UNITED STATES u: reI. FISHlllR ". WILLIAMS, U. 8. District ludge. (Oircuit Court of Appeals, Eighth Olrcult. March 25, l895.)
A federal clrcuit court has power to set aside, on motion, after as well as before the end of the term, a final decree which the judge baa been Induced to enter, without examination, by false representations u to Its character, and which he did not Intend to enter.
CIRCUIT COURTS OF ApPEALS-POWER TO ISSUE WRITS Oll' PROHIBITION.
Quaere, whether the power of the clrcult courts of appeal to issue writs of prohibition, which power they derive from the twelfth section of the act of March 8, 1891, extends to any cases except those in which the exercise of the power becomes -necessary for the efficient exercise of the particular jurisdiction with which those courts are vested.

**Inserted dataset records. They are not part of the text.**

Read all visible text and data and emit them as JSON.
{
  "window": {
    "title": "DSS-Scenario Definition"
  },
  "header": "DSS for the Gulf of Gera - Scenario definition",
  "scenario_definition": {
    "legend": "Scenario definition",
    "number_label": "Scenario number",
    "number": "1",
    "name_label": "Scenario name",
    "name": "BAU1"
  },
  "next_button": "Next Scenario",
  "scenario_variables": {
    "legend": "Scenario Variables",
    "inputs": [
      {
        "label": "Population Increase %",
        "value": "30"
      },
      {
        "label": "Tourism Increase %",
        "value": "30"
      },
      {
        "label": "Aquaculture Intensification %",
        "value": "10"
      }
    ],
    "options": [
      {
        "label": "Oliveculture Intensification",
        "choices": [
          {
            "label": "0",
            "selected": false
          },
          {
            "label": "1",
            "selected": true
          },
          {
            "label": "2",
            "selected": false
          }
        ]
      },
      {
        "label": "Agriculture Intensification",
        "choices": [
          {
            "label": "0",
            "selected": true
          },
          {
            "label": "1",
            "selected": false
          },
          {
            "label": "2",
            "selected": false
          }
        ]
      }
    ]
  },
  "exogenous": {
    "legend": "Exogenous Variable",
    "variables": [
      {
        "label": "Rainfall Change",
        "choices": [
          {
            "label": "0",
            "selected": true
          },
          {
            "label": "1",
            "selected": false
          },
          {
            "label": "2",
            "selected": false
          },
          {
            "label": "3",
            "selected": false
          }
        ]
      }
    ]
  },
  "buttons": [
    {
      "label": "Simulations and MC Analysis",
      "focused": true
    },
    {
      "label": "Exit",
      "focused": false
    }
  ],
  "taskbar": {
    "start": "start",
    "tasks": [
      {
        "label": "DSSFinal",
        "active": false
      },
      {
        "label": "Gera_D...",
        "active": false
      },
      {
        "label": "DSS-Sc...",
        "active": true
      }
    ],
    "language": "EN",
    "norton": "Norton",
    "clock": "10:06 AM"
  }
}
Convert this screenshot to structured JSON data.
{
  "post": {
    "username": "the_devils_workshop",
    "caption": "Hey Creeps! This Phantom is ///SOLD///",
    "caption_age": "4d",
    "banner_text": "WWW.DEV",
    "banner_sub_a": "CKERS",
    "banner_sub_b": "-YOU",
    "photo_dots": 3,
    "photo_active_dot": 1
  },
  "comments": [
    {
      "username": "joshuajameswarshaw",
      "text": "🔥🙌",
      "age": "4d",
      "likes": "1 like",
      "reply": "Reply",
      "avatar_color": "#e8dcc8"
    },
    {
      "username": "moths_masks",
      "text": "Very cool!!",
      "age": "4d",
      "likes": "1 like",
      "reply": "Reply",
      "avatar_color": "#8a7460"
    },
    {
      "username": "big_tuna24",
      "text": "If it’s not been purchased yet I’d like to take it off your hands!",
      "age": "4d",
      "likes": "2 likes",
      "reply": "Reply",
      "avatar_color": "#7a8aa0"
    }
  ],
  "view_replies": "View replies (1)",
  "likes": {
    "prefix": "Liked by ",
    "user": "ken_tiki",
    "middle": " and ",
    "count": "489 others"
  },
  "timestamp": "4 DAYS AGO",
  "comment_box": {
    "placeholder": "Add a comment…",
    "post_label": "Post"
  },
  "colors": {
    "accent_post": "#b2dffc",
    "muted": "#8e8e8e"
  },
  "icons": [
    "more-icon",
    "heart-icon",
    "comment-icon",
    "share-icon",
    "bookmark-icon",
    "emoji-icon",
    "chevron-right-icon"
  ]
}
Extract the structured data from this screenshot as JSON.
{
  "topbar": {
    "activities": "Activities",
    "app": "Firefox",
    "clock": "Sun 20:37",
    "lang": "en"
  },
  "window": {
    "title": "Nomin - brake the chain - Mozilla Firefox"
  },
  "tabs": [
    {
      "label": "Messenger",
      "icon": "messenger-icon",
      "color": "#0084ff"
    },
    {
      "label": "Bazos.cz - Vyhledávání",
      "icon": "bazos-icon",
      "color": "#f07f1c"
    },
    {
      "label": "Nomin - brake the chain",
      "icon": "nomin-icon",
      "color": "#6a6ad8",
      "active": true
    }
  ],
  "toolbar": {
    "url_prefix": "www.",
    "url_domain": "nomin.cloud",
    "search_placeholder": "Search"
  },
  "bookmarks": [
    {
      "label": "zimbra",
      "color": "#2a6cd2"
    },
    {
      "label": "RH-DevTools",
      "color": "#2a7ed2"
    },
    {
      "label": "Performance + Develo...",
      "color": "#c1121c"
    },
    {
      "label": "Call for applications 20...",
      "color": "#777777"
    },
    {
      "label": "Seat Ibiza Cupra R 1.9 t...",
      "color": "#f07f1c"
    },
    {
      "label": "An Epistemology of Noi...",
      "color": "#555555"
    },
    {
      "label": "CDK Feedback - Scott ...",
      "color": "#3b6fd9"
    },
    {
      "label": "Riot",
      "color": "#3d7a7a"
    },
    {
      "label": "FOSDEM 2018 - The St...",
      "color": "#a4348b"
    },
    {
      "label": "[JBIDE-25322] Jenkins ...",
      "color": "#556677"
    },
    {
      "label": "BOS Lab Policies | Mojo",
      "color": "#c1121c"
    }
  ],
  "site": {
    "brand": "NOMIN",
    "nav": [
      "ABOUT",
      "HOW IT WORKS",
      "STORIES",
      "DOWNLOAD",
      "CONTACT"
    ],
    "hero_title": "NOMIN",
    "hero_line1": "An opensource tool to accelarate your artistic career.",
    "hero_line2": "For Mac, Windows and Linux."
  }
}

Tbis was a petition by William H. Fisher for a writ of prohibition against John A. Williams, United States district judge for the Em· ern district of Arkansas.. George H. Sanders and G. S. Cunningham, for relator. John McClure, for respondent. Before CALDWELL, SANBORN, and THAYER, Circuit Judges. THAYER, Circuit Judge. On a previous day of the present term the relator, WilliamH. Fisher, obtained a rule on the respondent, the Honorable John A. Williams, United States district judge for the Eastern district of Arkansas, requiring him to show cause why a writ of probibition should not issue to prohibit him from retrying a case said to be pending in the circuit court of the United States for the Western division of the Eastern district of Arkansas, wherein the relator, William H. Fisher, is complainant, and Charles M. Simon, the Arkansas Stables (a corporation), Max Markley, J. C. Herold, and R. B. Hornor are defendants. The information on which the rule was obtained alleged in substance, that in the aforesaid suit a. final decree in favor of the relator, William H. Fisher, was entered at the April term of said court for the year 1893, and that at the succeeding October term of said court for the year 1893 said decree was vacated and set aside by said respondent, while acting as judge of said court; that, in vacating and setting aside said final decree at a subsequent term of said court, the respondent had exceeded his jurisdiction, and had acted wholly without authority of law, for which reason the relator averred that the order vacating said decree was and is utterly void, and of no effect. The return to the rule to show cause, which has since been filed by the respondent, discloses the following facts: That the final decree in favor of the complainant, Fisher, in the suit above described, was entered on Saturday, October 21, 1893, the same being the last day of the April term, 1893, of the circuit court of the United States for the Western division of the Eastern district of Arkansas; that said decree was banded to the respondent at bis chambers on said day by the relator's then counsel, with the request that it be signed, counsel for the complainant stating to the respondent at the time that it was an interlocutory decree; that.